Thompson, Aranda, and Robbins (2000) state that conflict in teams is unavoidable. However, it does not have to result in decreased productivity. Managed effectively, conflict can be key to leveraging differences of interest to arrive at creative solutions (p.235). For the benefit of those who are not up to speed on neurological geography, the theory goes that each side of the brain does different jobs in different ways, hence causing conflict in human interaction, more specifically in the workplace. We all use both sides, but some use one side more than the other. Analytical-left brainers - according to The Partners' booklet, which is complete with arty black and white photography and a fable about a fox, a badger, some bees and a hosepipe - are logical, rational, analytic, linear beings. As for the visual-right brained, they are able to boast creative, intuitive, holistic, speculative and inventive as their traits.
The conflict is as follows "creatives versus suits, realists versus romantics." If you can remove the lucid tension between the two and get them working together, you will have a team, capable of bringing outstanding ideas and concepts into fruition.

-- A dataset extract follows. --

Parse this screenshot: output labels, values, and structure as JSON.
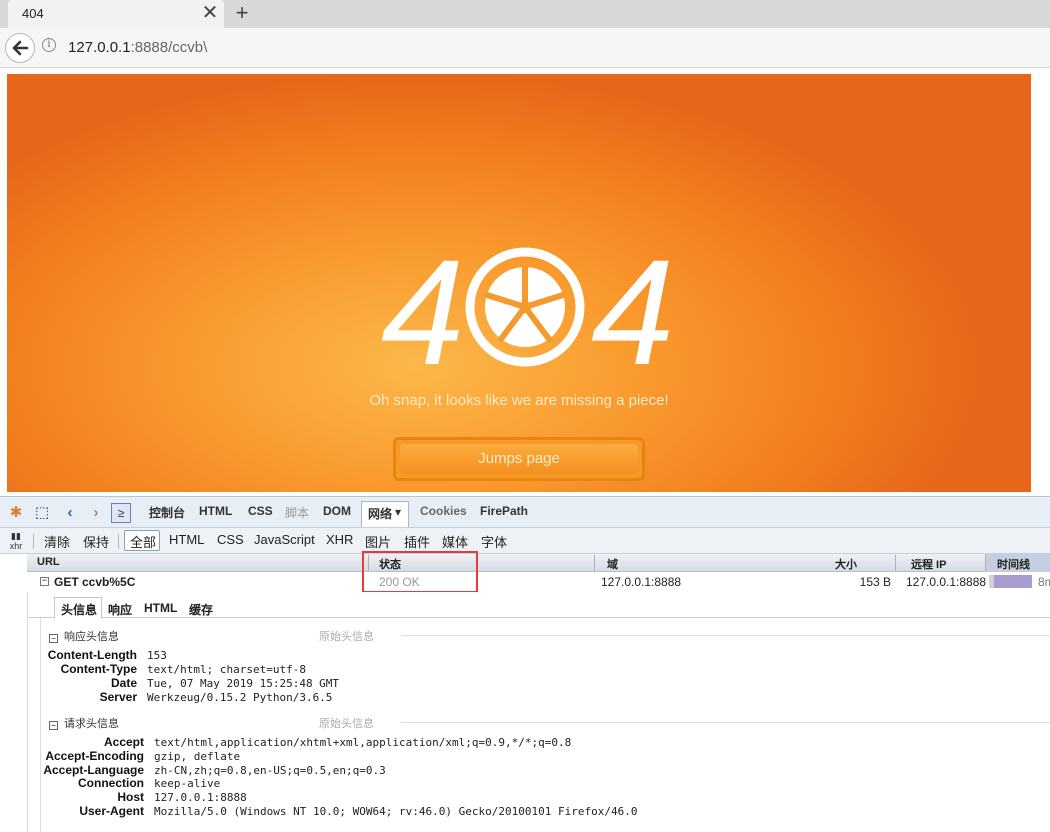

It is a harrowing experience for a left-brained individual to present a project budget generated from a spreadsheet program to a group of right-brained interior designers. This exemplifies the conflict which ensues when different types of thinkers unite as a team using only one mode of visual representation, which might leave one group of thinkers at a disadvantage. Creative individuals, who live in a world based on concept, seem to have a hard time equating creativity to a checkbook register, whereas the "suits" (or left-brainers) are exactly the opposite.
In the workplace homogeneous thinking is not mandatory. The idea is to resolve any dispute that may arise in the...